[[ DATA FOR REVIEW, beginning ]]

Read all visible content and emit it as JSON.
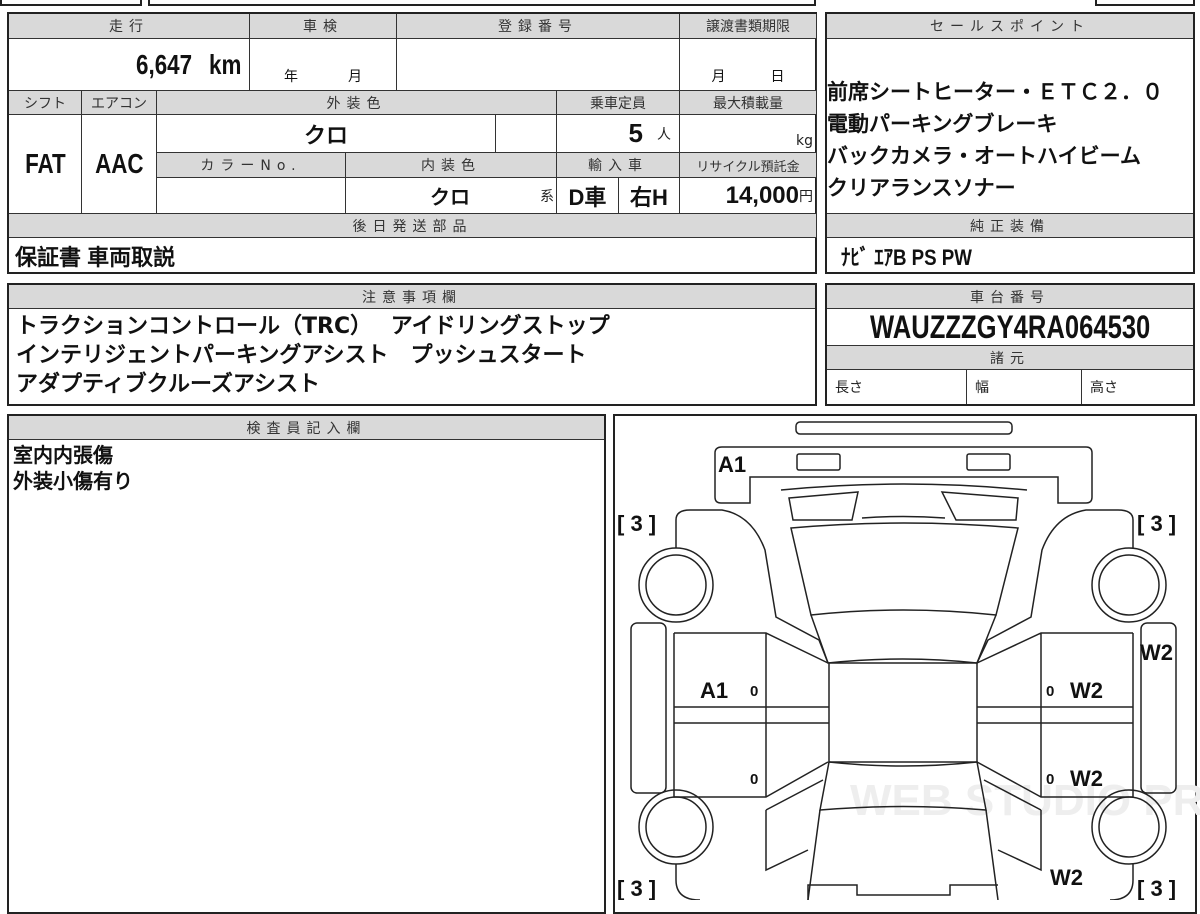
{
  "main": {
    "mileage_label": "走行",
    "mileage": "6,647",
    "mileage_unit": "km",
    "inspection_label": "車検",
    "inspection_year": "年",
    "inspection_month": "月",
    "registration_label": "登録番号",
    "transfer_deadline_label": "譲渡書類期限",
    "transfer_month": "月",
    "transfer_day": "日",
    "shift_label": "シフト",
    "shift": "FAT",
    "aircon_label": "エアコン",
    "aircon": "AAC",
    "exterior_color_label": "外装色",
    "exterior_color": "クロ",
    "capacity_label": "乗車定員",
    "capacity": "5",
    "capacity_unit": "人",
    "max_load_label": "最大積載量",
    "max_load_unit": "kg",
    "color_no_label": "カラーNo.",
    "interior_color_label": "内装色",
    "interior_color": "クロ",
    "interior_suffix": "系",
    "import_label": "輸入車",
    "import_type": "D車",
    "steering": "右H",
    "recycle_label": "リサイクル預託金",
    "recycle_fee": "14,000",
    "recycle_unit": "円",
    "later_parts_label": "後日発送部品",
    "later_parts": "保証書 車両取説"
  },
  "sales_points": {
    "label": "セールスポイント",
    "lines": [
      "前席シートヒーター・ＥＴＣ２．０",
      "電動パーキングブレーキ",
      "バックカメラ・オートハイビーム",
      "クリアランスソナー"
    ]
  },
  "equipment": {
    "label": "純正装備",
    "value": "ﾅﾋﾞ ｴｱB PS PW"
  },
  "notes": {
    "label": "注意事項欄",
    "lines": [
      "トラクションコントロール（TRC）　 アイドリングストップ",
      "インテリジェントパーキングアシスト　プッシュスタート",
      "アダプティブクルーズアシスト"
    ]
  },
  "chassis": {
    "label": "車台番号",
    "vin": "WAUZZZGY4RA064530",
    "specs_label": "諸元",
    "length_label": "長さ",
    "width_label": "幅",
    "height_label": "高さ"
  },
  "inspector": {
    "label": "検査員記入欄",
    "lines": [
      "室内内張傷",
      "外装小傷有り"
    ]
  },
  "diagram": {
    "front_bumper": "A1",
    "left_mark": "A1",
    "zero": "0",
    "w2": "W2",
    "tire": "[ 3 ]",
    "watermark": "WEB STUDIO PRO"
  }
}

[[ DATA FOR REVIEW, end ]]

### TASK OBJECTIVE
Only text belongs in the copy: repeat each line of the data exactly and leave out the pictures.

### TASK RESULT
Read all visible content and emit it as JSON.
{
  "main": {
    "mileage_label": "走行",
    "mileage": "6,647",
    "mileage_unit": "km",
    "inspection_label": "車検",
    "inspection_year": "年",
    "inspection_month": "月",
    "registration_label": "登録番号",
    "transfer_deadline_label": "譲渡書類期限",
    "transfer_month": "月",
    "transfer_day": "日",
    "shift_label": "シフト",
    "shift": "FAT",
    "aircon_label": "エアコン",
    "aircon": "AAC",
    "exterior_color_label": "外装色",
    "exterior_color": "クロ",
    "capacity_label": "乗車定員",
    "capacity": "5",
    "capacity_unit": "人",
    "max_load_label": "最大積載量",
    "max_load_unit": "kg",
    "color_no_label": "カラーNo.",
    "interior_color_label": "内装色",
    "interior_color": "クロ",
    "interior_suffix": "系",
    "import_label": "輸入車",
    "import_type": "D車",
    "steering": "右H",
    "recycle_label": "リサイクル預託金",
    "recycle_fee": "14,000",
    "recycle_unit": "円",
    "later_parts_label": "後日発送部品",
    "later_parts": "保証書 車両取説"
  },
  "sales_points": {
    "label": "セールスポイント",
    "lines": [
      "前席シートヒーター・ＥＴＣ２．０",
      "電動パーキングブレーキ",
      "バックカメラ・オートハイビーム",
      "クリアランスソナー"
    ]
  },
  "equipment": {
    "label": "純正装備",
    "value": "ﾅﾋﾞ ｴｱB PS PW"
  },
  "notes": {
    "label": "注意事項欄",
    "lines": [
      "トラクションコントロール（TRC）　 アイドリングストップ",
      "インテリジェントパーキングアシスト　プッシュスタート",
      "アダプティブクルーズアシスト"
    ]
  },
  "chassis": {
    "label": "車台番号",
    "vin": "WAUZZZGY4RA064530",
    "specs_label": "諸元",
    "length_label": "長さ",
    "width_label": "幅",
    "height_label": "高さ"
  },
  "inspector": {
    "label": "検査員記入欄",
    "lines": [
      "室内内張傷",
      "外装小傷有り"
    ]
  },
  "diagram": {
    "front_bumper": "A1",
    "left_mark": "A1",
    "zero": "0",
    "w2": "W2",
    "tire": "[ 3 ]",
    "watermark": "WEB STUDIO PRO"
  }
}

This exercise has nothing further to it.